══ Extracted material ══
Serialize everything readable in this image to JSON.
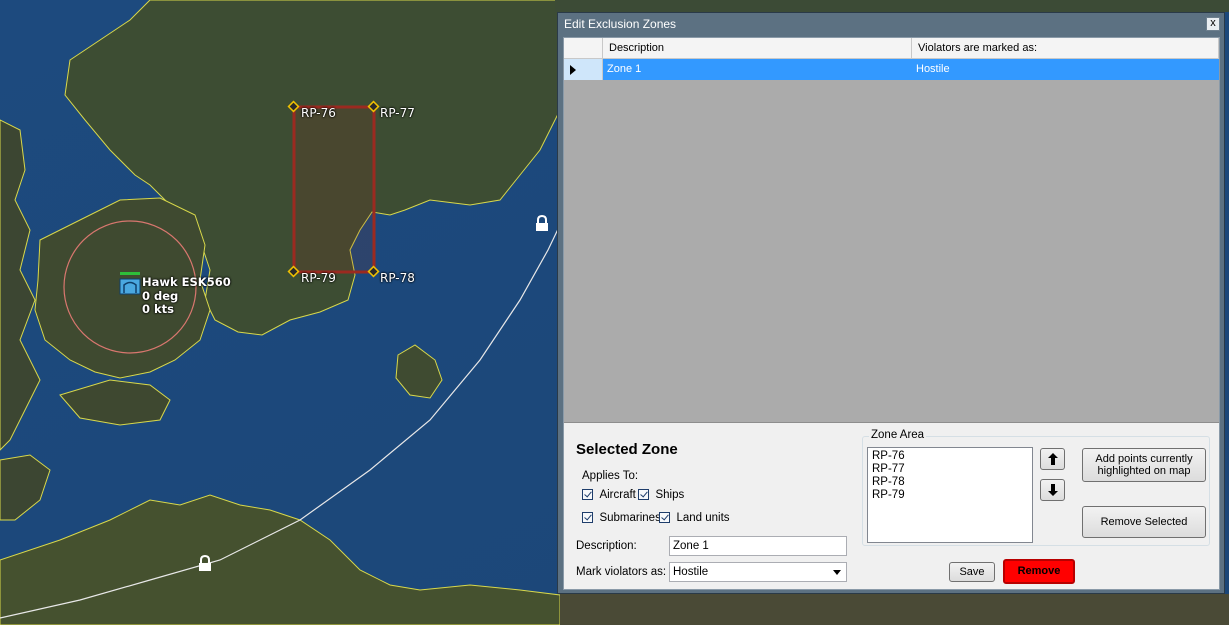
{
  "map": {
    "reference_points": [
      {
        "label": "RP-76"
      },
      {
        "label": "RP-77"
      },
      {
        "label": "RP-79"
      },
      {
        "label": "RP-78"
      }
    ],
    "unit": {
      "name": "Hawk ESK560",
      "heading": "0 deg",
      "speed": "0 kts"
    },
    "lock_icon": "lock-icon"
  },
  "window": {
    "title": "Edit Exclusion Zones",
    "close_label": "x",
    "grid": {
      "headers": [
        "Description",
        "Violators are marked as:"
      ],
      "rows": [
        {
          "description": "Zone 1",
          "violators": "Hostile",
          "selected": true
        }
      ]
    },
    "selected_zone": {
      "heading": "Selected Zone",
      "applies_to_label": "Applies To:",
      "checkboxes": [
        {
          "label": "Aircraft",
          "checked": true
        },
        {
          "label": "Ships",
          "checked": true
        },
        {
          "label": "Submarines",
          "checked": true
        },
        {
          "label": "Land units",
          "checked": true
        }
      ],
      "description_label": "Description:",
      "description_value": "Zone 1",
      "mark_violators_label": "Mark violators as:",
      "mark_violators_value": "Hostile"
    },
    "zone_area": {
      "label": "Zone Area",
      "points": [
        "RP-76",
        "RP-77",
        "RP-78",
        "RP-79"
      ],
      "add_points_label": "Add points currently highlighted on map",
      "remove_selected_label": "Remove Selected"
    },
    "save_label": "Save",
    "remove_label": "Remove",
    "colors": {
      "selection": "#3399ff",
      "remove_button": "#ff0000",
      "zone_outline": "#9b2a20"
    }
  }
}
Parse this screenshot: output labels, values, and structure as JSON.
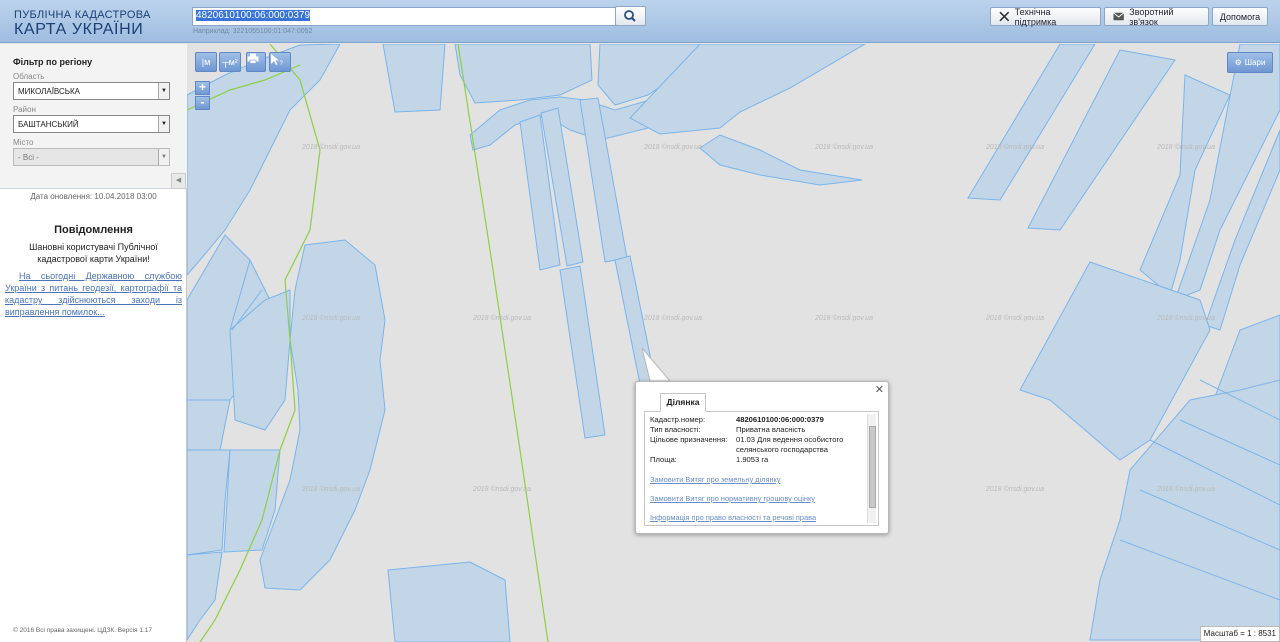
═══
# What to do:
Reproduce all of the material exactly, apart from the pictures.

# Result for this exercise:
Serialize everything readable in this image to JSON.
{
  "map": {
    "reference_points": [
      {
        "label": "RP-76"
      },
      {
        "label": "RP-77"
      },
      {
        "label": "RP-79"
      },
      {
        "label": "RP-78"
      }
    ],
    "unit": {
      "name": "Hawk ESK560",
      "heading": "0 deg",
      "speed": "0 kts"
    },
    "lock_icon": "lock-icon"
  },
  "window": {
    "title": "Edit Exclusion Zones",
    "close_label": "x",
    "grid": {
      "headers": [
        "Description",
        "Violators are marked as:"
      ],
      "rows": [
        {
          "description": "Zone 1",
          "violators": "Hostile",
          "selected": true
        }
      ]
    },
    "selected_zone": {
      "heading": "Selected Zone",
      "applies_to_label": "Applies To:",
      "checkboxes": [
        {
          "label": "Aircraft",
          "checked": true
        },
        {
          "label": "Ships",
          "checked": true
        },
        {
          "label": "Submarines",
          "checked": true
        },
        {
          "label": "Land units",
          "checked": true
        }
      ],
      "description_label": "Description:",
      "description_value": "Zone 1",
      "mark_violators_label": "Mark violators as:",
      "mark_violators_value": "Hostile"
    },
    "zone_area": {
      "label": "Zone Area",
      "points": [
        "RP-76",
        "RP-77",
        "RP-78",
        "RP-79"
      ],
      "add_points_label": "Add points currently highlighted on map",
      "remove_selected_label": "Remove Selected"
    },
    "save_label": "Save",
    "remove_label": "Remove",
    "colors": {
      "selection": "#3399ff",
      "remove_button": "#ff0000",
      "zone_outline": "#9b2a20"
    }
  }
}
Parse this screenshot: output labels, values, and structure as JSON.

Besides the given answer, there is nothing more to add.